TIRANA – Final Report on the 2021 Albanian parliamentary election by the Office for Democratic Institutions and Human Rights (ODIHR), released this week, stresses that the ruling Socialist Party of Albania received significant advantage from the campaign of public officials. It also notes the allegations of vote buying, while giving a generally positive assessment of the administrative organisation of the elections.
In the election, held on 25 April, the ruling Socialist Party of Prime Minister Edi Rama retained all 74 seats in the 140-seat parliament, winning 49% of the vote. The coalition led by the main opposition Democratic Party won 59 seats and 39% of the votes.
According to the Report, the campaign lacked vigour, and messaging focused on the main party leaders, rather than on genuine issue-driven discourse.
“Widespread practices of vote- buying, as alleged by many IEOM interlocutors, remained a problem. The leaking of sensitive personal data of some 900,000 Albanian citizens before elections, including their political preferences, was of serious concern and made voters vulnerable to pressure”, the Report states.
Despite a robust legal framework in place to prohibit the misuse of administrative resources and minimise the advantage of incumbency, ministers continued to campaign during official engagements.
“The resulting publicity gave the ruling party a significant advantage. The alleged provision of incentives and pressure on civil servants were areas of concern. In his official capacity, the President campaigned against the ruling party”, the document stressed.
When it comes to the media environment, the Report describes it as “crowded”,
“Editorial independence is negatively impacted by owners’ interests, which induces self-censorship. Journalists remain vulnerable to pressure and corruption… This, combined with party-produced content in news programmes, limited voters ability to make an informed choice. Regrettably, no televised debate between political leaders was organised”, the document reads.
The Report noted that the parliamentary elections had been held following a breakthrough political agreement achieved in June 2020, which had followed by electoral reform.
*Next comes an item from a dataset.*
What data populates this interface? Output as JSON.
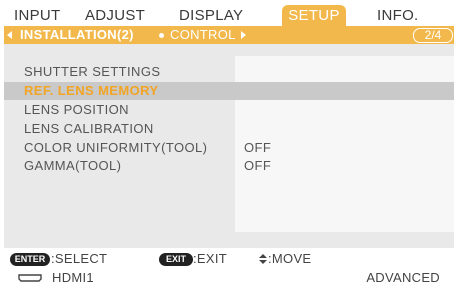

“While the July 2020 changes in the Election Code were based on a wide political consensus and followed an inclusive consultative process, further constitutional and electoral amendments adopted in October 2020 were not preceded by due consultation with stakeholders. While a number of ODIHR and Venice Commission recommendations were addressed in the legislative changes, other recommendations remain outstanding, including those related to de-politicisation of lower-level election commissions, suffrage rights of persons with disabilities, criminal liability for defamation and use of campaign materials in the news”, the Report noted.
Parliamentary elections were generally well organized by the election administration.
“The newly formed CEC with its three distinct branches took on extensive new responsibilities following the recent legal amendments. Notwithstanding delays, including in the adoption of essential regulations, the launch of a voter education campaign and training of polling staff, the CEC managed to adequately fulfil most of its obligations, including complex new ones related to electronic voter identification”, the Report reads
Reacting to the Report, the EU delegation in Albania stated yesterday that the OSCE Report shows that the last elections were “generally well-organized” but that they also emphasize the need to start an electoral reform that will help solve all the issues that came to light, Euronews Albania reports.
While pointing out the concerns raised by OSCE over the misuse of public resources and official functions by the ruling party and other public officials, the EU delegation urges the new parliament to start works in improving the legal framework in time for the next elections.
On the other hand, the EU delegation also urged competent authorities in Albania to wrap up investigations and proceedings that are dealing with claims for vote-buying, including the case of the leaked personal data.